::: INPUT DATA :::

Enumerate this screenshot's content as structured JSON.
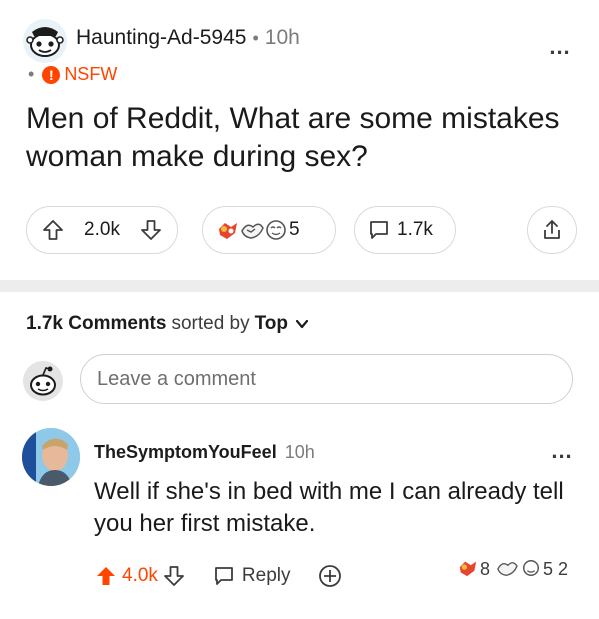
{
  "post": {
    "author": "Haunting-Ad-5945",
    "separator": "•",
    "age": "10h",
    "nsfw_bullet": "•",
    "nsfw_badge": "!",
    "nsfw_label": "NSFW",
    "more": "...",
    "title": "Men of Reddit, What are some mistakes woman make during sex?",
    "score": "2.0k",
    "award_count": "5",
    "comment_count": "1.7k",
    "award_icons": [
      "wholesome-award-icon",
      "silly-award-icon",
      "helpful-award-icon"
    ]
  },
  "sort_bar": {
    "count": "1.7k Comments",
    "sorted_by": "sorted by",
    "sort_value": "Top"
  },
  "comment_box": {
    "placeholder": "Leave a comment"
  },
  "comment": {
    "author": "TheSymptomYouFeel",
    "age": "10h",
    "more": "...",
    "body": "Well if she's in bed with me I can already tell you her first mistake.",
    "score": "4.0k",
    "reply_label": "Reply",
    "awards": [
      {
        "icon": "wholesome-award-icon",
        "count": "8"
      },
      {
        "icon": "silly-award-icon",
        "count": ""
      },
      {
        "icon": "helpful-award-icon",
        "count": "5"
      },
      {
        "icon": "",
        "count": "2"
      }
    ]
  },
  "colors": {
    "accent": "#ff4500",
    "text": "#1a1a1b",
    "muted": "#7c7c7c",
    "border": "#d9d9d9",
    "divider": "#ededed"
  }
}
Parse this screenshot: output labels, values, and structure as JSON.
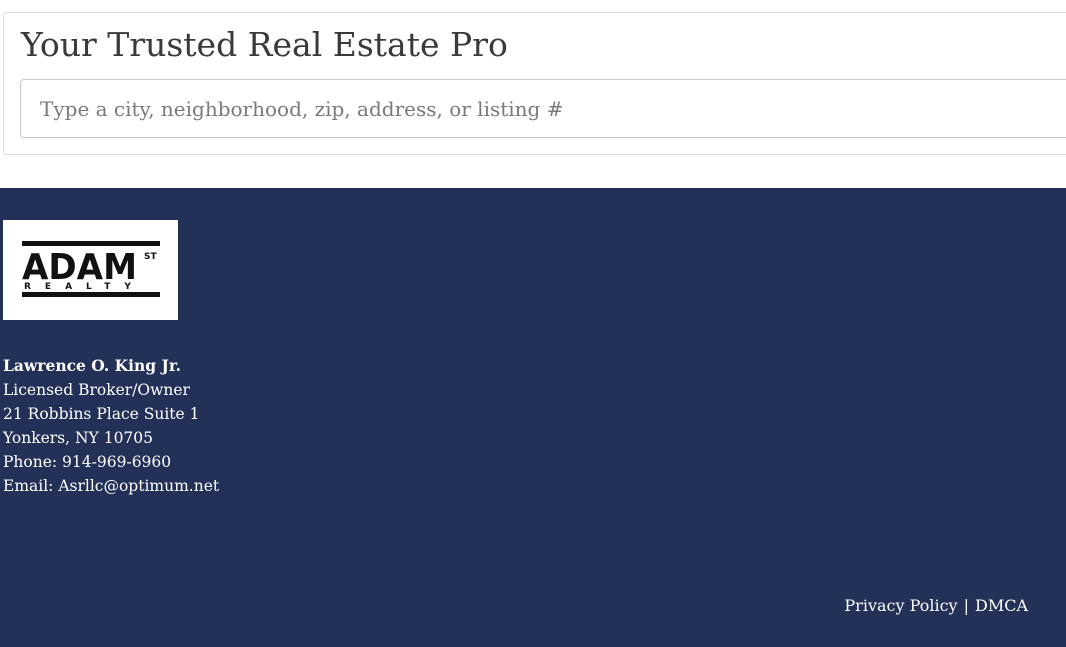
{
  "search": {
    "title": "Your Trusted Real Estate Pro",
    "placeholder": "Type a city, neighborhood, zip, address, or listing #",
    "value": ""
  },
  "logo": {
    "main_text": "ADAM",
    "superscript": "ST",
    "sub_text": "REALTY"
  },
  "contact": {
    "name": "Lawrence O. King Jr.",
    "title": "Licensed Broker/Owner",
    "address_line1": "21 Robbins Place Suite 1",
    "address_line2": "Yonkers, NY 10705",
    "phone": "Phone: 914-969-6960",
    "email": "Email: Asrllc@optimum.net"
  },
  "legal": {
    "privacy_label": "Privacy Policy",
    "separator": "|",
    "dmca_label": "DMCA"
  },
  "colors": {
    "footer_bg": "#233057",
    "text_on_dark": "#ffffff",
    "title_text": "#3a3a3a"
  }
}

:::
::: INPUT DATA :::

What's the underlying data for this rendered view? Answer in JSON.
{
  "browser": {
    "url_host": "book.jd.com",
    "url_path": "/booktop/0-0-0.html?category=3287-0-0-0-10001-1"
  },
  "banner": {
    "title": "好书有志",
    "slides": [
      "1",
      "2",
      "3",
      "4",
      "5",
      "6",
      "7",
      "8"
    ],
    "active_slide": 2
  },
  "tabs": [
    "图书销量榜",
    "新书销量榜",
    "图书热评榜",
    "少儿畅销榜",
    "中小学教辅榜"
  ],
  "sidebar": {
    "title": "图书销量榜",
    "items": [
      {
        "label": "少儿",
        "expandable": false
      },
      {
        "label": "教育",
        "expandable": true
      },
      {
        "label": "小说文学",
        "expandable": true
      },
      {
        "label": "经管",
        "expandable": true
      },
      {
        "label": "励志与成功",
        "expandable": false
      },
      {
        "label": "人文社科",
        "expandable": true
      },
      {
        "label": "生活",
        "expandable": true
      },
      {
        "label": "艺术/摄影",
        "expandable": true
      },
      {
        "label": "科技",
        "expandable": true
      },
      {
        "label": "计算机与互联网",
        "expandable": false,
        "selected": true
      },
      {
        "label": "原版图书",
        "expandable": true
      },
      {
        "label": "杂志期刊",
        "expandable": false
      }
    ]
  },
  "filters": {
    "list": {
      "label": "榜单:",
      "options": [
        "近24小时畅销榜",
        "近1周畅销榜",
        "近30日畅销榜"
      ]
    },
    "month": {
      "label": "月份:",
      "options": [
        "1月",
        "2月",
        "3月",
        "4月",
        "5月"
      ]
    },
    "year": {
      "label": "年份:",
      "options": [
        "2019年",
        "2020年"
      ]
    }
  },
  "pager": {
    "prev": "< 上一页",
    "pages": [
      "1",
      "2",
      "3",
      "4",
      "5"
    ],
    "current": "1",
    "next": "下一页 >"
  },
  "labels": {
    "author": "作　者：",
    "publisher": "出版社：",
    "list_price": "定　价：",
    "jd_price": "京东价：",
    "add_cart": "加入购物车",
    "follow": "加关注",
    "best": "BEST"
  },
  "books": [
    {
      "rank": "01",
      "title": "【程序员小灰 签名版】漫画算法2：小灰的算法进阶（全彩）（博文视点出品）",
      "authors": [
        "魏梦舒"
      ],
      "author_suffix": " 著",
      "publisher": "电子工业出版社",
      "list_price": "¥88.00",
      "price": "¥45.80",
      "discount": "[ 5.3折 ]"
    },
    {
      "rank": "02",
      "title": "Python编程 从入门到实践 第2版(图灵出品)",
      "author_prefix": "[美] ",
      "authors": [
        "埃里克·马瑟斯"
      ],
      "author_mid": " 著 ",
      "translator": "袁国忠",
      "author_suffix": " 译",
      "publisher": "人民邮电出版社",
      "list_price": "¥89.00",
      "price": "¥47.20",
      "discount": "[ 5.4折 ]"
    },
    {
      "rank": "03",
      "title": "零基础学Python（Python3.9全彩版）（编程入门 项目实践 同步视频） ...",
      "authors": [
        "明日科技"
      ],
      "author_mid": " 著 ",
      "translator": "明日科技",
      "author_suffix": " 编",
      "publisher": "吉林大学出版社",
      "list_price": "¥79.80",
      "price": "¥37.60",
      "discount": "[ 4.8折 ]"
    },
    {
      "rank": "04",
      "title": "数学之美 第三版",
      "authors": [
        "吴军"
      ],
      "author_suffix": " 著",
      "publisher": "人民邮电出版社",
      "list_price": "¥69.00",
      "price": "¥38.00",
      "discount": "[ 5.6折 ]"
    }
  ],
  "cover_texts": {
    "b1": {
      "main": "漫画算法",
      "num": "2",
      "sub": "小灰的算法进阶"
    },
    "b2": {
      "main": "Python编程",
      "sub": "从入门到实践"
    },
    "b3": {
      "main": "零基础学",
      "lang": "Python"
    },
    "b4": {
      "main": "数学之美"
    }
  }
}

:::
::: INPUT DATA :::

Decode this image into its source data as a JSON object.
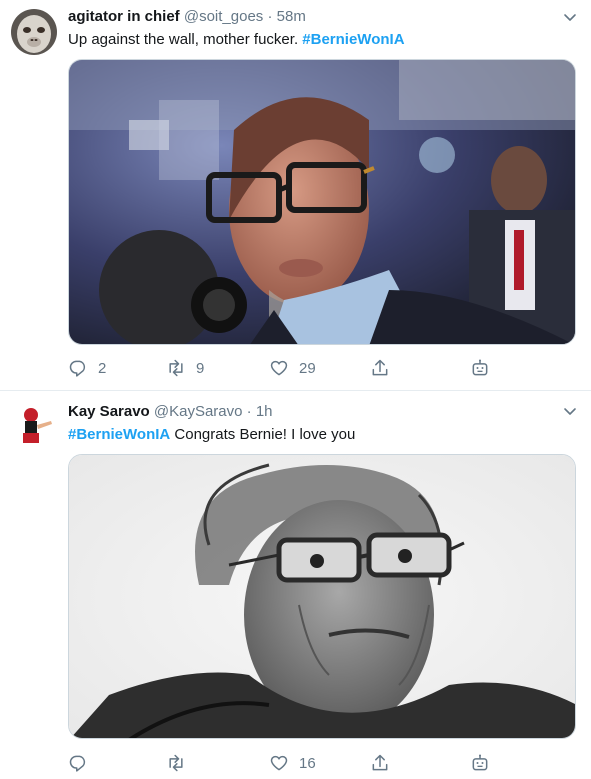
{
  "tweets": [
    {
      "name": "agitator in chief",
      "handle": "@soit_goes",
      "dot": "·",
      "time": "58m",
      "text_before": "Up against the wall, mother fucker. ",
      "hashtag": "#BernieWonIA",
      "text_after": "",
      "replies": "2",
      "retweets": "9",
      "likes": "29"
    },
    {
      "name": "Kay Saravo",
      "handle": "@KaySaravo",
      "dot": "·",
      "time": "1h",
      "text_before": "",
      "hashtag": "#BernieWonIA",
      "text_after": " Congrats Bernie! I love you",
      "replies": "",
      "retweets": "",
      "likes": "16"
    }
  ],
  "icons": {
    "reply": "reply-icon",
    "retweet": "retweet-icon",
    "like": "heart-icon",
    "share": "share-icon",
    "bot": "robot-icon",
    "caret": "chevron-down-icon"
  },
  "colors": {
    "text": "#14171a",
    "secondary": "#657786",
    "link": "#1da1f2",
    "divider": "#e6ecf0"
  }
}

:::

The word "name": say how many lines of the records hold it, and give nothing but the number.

§ **TASK RESPONSE**
3